Another fantastic park is the Jardin Tuileries near the Louvre Museum, one of Paris’ prettiest parks. Grown-ups can enjoy comfortable lounge chairs while kids will love the merry-go-round, the big sculptural playground and the in-ground trampolines.
The third park is Parc des Buttes-Chaumont which features a grotto, several playgrounds, a merry-go-round and a temple on top of a peak in the middle of a lake, reached by suspension bridges, which are great fun for kids.
The best neighborhood to explore with kids is the Montmartre. They can enjoy a ride on the merry-go-round at the bottom of the park between Square Louise Michel and Sacre Coeur before heading up the stairs (or taking the funicular) to Sacre Coeur basilica. The church itself is fascinating enough for a quick look from the outside, but the winding cobble-stone streets always offer something interesting for kids – the artists who paint on the Place du Tertre, little shops selling interesting trinkets or crepes stands. Try to do this early in the day though, as this neighborhood tends to get packed mid-morning until late in the evening.
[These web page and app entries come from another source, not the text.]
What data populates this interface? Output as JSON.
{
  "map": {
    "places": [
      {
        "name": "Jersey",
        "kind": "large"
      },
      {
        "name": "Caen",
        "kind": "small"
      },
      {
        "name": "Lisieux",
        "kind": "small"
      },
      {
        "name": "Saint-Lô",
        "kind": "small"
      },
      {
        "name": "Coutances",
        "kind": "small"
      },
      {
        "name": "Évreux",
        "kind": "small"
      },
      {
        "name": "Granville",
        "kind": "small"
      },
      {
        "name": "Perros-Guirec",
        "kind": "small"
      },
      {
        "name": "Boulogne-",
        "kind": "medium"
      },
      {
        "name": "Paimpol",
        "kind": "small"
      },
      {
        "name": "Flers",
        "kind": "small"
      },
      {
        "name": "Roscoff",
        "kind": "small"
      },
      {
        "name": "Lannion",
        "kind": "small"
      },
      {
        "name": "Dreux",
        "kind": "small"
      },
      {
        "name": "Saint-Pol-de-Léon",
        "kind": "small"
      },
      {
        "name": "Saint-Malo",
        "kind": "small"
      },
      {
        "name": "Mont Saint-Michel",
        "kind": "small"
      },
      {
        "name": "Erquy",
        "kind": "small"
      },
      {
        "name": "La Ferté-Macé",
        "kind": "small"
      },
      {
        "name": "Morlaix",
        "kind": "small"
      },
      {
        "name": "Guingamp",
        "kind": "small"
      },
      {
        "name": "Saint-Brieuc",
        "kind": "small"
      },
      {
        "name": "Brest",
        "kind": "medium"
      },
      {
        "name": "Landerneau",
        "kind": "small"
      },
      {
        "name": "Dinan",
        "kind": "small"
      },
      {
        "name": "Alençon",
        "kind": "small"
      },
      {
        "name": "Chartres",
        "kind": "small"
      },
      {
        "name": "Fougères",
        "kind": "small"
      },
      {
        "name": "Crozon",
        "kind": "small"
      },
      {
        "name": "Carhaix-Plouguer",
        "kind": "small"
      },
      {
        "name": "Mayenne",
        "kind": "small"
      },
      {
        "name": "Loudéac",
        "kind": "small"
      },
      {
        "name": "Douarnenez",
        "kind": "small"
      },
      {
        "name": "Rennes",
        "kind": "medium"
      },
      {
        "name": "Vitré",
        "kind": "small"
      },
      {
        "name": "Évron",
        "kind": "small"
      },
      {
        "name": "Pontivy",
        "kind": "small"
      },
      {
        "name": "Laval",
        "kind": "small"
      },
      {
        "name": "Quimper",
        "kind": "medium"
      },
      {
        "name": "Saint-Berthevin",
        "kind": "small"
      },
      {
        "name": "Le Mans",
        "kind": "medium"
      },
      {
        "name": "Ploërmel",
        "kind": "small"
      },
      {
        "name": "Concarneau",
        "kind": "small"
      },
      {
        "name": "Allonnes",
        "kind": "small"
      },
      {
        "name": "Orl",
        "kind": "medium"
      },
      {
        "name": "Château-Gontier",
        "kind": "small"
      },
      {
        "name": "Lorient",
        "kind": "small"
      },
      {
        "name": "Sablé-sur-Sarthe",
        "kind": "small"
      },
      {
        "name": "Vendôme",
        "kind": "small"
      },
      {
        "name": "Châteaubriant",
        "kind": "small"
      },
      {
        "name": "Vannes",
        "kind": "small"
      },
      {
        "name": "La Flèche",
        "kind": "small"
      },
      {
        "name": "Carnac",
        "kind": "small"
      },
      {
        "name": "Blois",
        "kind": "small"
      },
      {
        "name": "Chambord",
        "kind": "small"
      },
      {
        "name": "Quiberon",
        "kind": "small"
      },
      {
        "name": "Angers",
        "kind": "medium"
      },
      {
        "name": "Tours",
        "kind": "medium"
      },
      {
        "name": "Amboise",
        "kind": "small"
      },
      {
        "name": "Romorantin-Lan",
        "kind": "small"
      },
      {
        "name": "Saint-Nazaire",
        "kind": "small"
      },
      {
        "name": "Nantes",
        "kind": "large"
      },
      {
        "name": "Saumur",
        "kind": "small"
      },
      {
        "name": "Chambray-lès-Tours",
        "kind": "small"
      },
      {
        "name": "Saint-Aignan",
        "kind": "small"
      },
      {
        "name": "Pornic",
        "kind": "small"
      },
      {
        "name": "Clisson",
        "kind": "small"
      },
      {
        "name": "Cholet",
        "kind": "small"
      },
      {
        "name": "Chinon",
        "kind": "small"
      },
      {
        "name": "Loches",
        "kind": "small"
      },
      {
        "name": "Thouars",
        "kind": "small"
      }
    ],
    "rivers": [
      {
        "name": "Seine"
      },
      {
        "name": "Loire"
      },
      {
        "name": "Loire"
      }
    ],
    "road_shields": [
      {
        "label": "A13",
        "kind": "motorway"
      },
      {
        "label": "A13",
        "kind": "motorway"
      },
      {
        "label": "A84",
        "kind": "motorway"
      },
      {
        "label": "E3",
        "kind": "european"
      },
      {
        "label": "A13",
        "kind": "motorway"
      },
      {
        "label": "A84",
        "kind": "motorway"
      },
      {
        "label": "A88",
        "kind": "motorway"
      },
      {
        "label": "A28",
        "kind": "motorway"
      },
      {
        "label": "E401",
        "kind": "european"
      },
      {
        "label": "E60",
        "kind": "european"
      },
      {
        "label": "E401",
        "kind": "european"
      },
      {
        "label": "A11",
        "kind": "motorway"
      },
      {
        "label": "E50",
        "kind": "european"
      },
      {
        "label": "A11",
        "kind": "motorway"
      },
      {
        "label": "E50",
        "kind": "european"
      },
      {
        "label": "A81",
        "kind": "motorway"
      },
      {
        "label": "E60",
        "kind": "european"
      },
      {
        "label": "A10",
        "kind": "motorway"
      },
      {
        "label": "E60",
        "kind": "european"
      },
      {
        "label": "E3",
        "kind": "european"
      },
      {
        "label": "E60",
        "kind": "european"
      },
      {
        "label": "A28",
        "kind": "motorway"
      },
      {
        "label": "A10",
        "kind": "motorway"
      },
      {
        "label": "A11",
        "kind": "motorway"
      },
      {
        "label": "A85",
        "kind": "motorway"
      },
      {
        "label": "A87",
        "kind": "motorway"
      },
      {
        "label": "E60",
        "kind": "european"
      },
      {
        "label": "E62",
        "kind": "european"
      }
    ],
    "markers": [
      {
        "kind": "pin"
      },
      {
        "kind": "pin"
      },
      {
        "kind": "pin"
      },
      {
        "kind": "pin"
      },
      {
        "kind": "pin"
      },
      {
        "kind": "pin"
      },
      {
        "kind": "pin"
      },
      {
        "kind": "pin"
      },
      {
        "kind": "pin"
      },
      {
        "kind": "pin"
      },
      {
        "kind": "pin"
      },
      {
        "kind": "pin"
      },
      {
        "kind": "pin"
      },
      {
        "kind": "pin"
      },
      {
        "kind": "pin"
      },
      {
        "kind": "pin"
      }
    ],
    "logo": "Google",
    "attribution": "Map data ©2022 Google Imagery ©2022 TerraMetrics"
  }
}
Fascinating markets in Paris
Another highlight for kids is a tour of the local markets. On Sundays, the popular flower and bird market takes place at the Place Lois Lepine on the Ile de la Cite near Notre Dame cathedral, and children are usually in wonder seeing all the different birds. To show them more of an ethnic food market, take them to the Marché des Enfants Rouges, the city’s oldest market where you’ll find Lebanese, North African and even Japanese foods. If you come during the week (Tue-Fri), you’ll beat the weekend crowds – the later in the day you get there, the emptier it will be.
Need more recommendations? Check out these 14 ideas from Fodor’s for what to do in Paris with kids!
Have you been to Paris with kids? Do you have advice on kid-friendly activities in the City of Lights?
Thursday 3rd of March 2016
Paris is a great place to visit, but there is so much more to see and do in France. We live in the south and love the warmer weather, the Mediterranean climate and during the winter skiing in the Pyrenees. You can go white water rafting or canoeing on the Aude, go ape swinging in the trees or send them off to an Aquazone on one of the inland lakes. Take them south and discover the Cathare Fortresses, a great history lesson and adventure all built into one. Kids just love exploring castles.